"O'Shea tells the fascinating story of this mathematical mystery and its solution by the eccentric Mr. Perelman."-Wall Street Journal

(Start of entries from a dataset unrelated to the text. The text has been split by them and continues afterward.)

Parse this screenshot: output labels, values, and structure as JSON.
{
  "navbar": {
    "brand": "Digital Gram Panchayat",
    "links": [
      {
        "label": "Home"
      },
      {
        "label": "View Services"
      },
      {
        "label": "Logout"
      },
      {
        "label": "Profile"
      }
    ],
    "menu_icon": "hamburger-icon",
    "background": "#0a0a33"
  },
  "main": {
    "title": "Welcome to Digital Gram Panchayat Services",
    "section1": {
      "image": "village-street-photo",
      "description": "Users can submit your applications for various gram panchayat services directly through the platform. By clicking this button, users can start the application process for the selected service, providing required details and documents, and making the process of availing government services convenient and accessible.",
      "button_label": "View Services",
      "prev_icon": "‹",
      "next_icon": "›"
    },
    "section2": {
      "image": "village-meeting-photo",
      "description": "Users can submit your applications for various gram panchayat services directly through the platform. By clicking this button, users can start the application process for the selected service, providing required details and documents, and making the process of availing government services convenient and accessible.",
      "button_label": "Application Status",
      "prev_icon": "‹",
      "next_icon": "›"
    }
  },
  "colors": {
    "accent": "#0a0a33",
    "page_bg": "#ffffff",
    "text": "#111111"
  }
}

In 1904, Henri Poincaré, a giant among mathematicians who transformed the fledging area of topology into a powerful field essential to all mathematics and physics, posed the Poincaré conjecture, a tantalizing puzzle that speaks to the possible shape of the universe. For more than a century, the conjecture resisted attempts to prove or disprove it. As Donal O'Shea reveals in his elegant narrative, Poincaré's conjecture opens a door to the history of geometry, from the Pythagoreans of ancient Greece to the celebrated geniuses of the nineteenth-century German academy and, ultimately, to a fascinating array of personalities-Poincaré and Bernhard Riemann, William Thurston and Richard Hamilton, and the eccentric genius who appears to have solved it, Grigory Perelman. The solution seems certain to open up new corners of the mathematical universe.